It works with older children, too. A child in your class tells you he has had a great day at school, but bites his lip and looks out the window as he says it. His expression makes you decide to sit down and talk for awhile. You notice that one of the girls in your class will raise her eyebrows when you tell her it is time to clean up the dramatic play area. Seeing her expression makes you think that maybe she really was not ready to clean up and you have interrupted her work.  You give her the benefit of the doubt. You witness two children playing a new board game in your classroom. You notice one child lift his hand to their mouth in hesitation when it’s his turn. You help out with a subtle hint instead of telling him that everyone’s waiting on him and we need to move the game along.

Listening with your eyes as well as with your ears can help you figure out and respond to what your children are feeling as well as to what they’re saying.  It may mean glancing away from a clean-up routine, picking up the block area, cleaning out the paint jars, supervising the bathroom line or any one of a thousand things a busy teacher has to get done.  But what you “hear” with that glance may well be worth a thousand words.

“Tune In” to Language Development

When I’m observing teachers in the classroom, sometimes I want to remind them to bathe children in language, not drown them! Children learn so many things from a simple conversation: basic concepts like taking turns, listening when someone else is speaking (and expecting to be listened to when it’s their turn), when it’s appropriate to shout or whisper. We don’t have to over think it, but there are some important things to keep in mind.

Photo courtesy of Victoria Harjadi.

Photo courtesy of Victoria Harjadi.

Building a child’s vocabulary doesn’t happen when you’re quizzing them (with the best of intentions, of course) about items, shapes or colors. Incorporating these concepts into natural conversations is best practice. For example, when talking with children about a block structure, words like structure, taller, architecture and height may be introduced. There are opportunities all throughout your day for conversations like this one. “You made a circle with your paint!” “You threw the yellow ball into the basket.” It’s important to extend children’s language without being overwhelming

It’s also okay to not talk at times. Adults participate in communication all the time without vocalizing. Eye contact, body language and body placement are all forms of communication. The child who gazes at you from across the room may not need to be spoken to, but may want you to sit close to him or just make eye contact.

We need to value the child’s communication while they’re developing language skills. Some words may be hard to understand but we still need to value the attempt the child is making to communicate. Repeating what the child said can assist in clarification if needed. Repeating can also show the child you value what she said and that you are trying to understand.

Remember that children may be communicated with differently at home. When we not only have a relationship with the children in our care but with the families we serve, too, we can learn how families communicate and their expectations for their children.
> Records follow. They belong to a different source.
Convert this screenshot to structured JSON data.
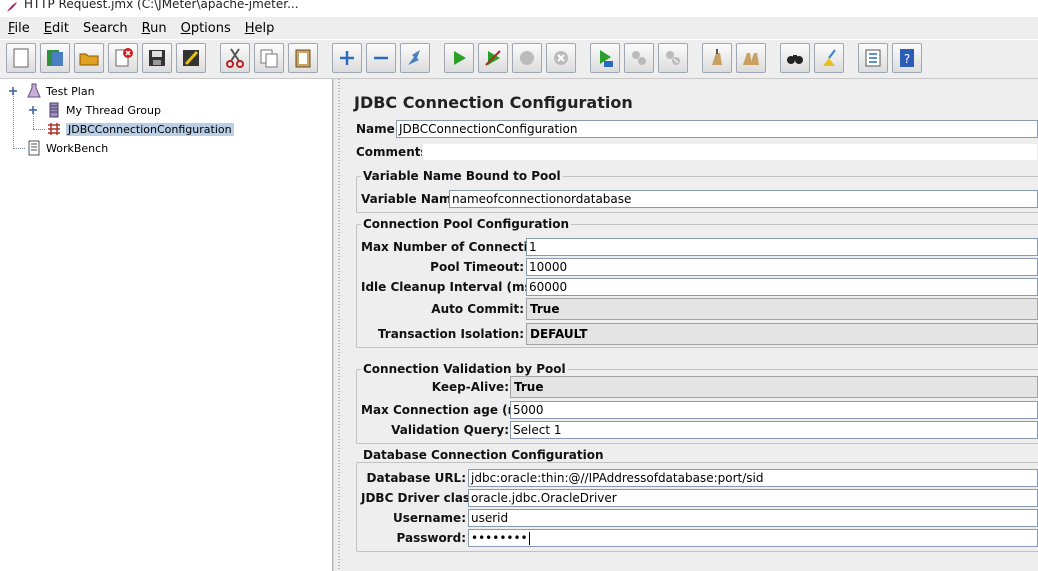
{
  "window": {
    "title": "HTTP Request.jmx (C:\\JMeter\\apache-jmeter..."
  },
  "menubar": [
    {
      "key": "F",
      "rest": "ile"
    },
    {
      "key": "E",
      "rest": "dit"
    },
    {
      "key": "",
      "rest": "Search"
    },
    {
      "key": "R",
      "rest": "un"
    },
    {
      "key": "O",
      "rest": "ptions"
    },
    {
      "key": "H",
      "rest": "elp"
    }
  ],
  "toolbar": {
    "buttons": [
      "new-icon",
      "templates-icon",
      "open-icon",
      "close-icon",
      "save-icon",
      "save-as-icon",
      "cut-icon",
      "copy-icon",
      "paste-icon",
      "expand-icon",
      "collapse-icon",
      "toggle-icon",
      "start-icon",
      "start-no-pause-icon",
      "stop-icon",
      "shutdown-icon",
      "remote-start-icon",
      "remote-stop-icon",
      "remote-shutdown-icon",
      "clear-icon",
      "clear-all-icon",
      "search-icon",
      "reset-search-icon",
      "function-helper-icon",
      "help-icon"
    ]
  },
  "tree": {
    "test_plan": "Test Plan",
    "thread_group": "My Thread Group",
    "jdbc_config": "JDBCConnectionConfiguration",
    "workbench": "WorkBench"
  },
  "config": {
    "heading": "JDBC Connection Configuration",
    "name_label": "Name:",
    "name_value": "JDBCConnectionConfiguration",
    "comments_label": "Comments:",
    "comments_value": "",
    "var_group": "Variable Name Bound to Pool",
    "var_name_label": "Variable Name:",
    "var_name_value": "nameofconnectionordatabase",
    "pool_group": "Connection Pool Configuration",
    "max_conn_label": "Max Number of Connections:",
    "max_conn_value": "1",
    "pool_timeout_label": "Pool Timeout:",
    "pool_timeout_value": "10000",
    "idle_label": "Idle Cleanup Interval (ms):",
    "idle_value": "60000",
    "auto_commit_label": "Auto Commit:",
    "auto_commit_value": "True",
    "isolation_label": "Transaction Isolation:",
    "isolation_value": "DEFAULT",
    "validation_group": "Connection Validation by Pool",
    "keepalive_label": "Keep-Alive:",
    "keepalive_value": "True",
    "max_age_label": "Max Connection age (ms):",
    "max_age_value": "5000",
    "validation_query_label": "Validation Query:",
    "validation_query_value": "Select 1",
    "db_group": "Database Connection Configuration",
    "db_url_label": "Database URL:",
    "db_url_value": "jdbc:oracle:thin:@//IPAddressofdatabase:port/sid",
    "driver_label": "JDBC Driver class:",
    "driver_value": "oracle.jdbc.OracleDriver",
    "username_label": "Username:",
    "username_value": "userid",
    "password_label": "Password:",
    "password_value": "••••••••"
  }
}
I’m sure every adult has had the experience of talking to a child who appears to be ignoring you. Before getting upset, we have to look at the environment and think about the child.  Is the child actively engaged in an activity and may not have heard you? Is the music too loud?  Is the television on? What’s the volume like of the other children?  How many children are in the room?  Is the space too small for the amount of children?  Are there a lot of materials that make noise? With so much stimulation, children often can’t figure out what’s important for them to listen to. Adults can “tune out” when we want to, but children are still developing that skill. We need to consider the whole environment before jumping to conclusions.

– Christine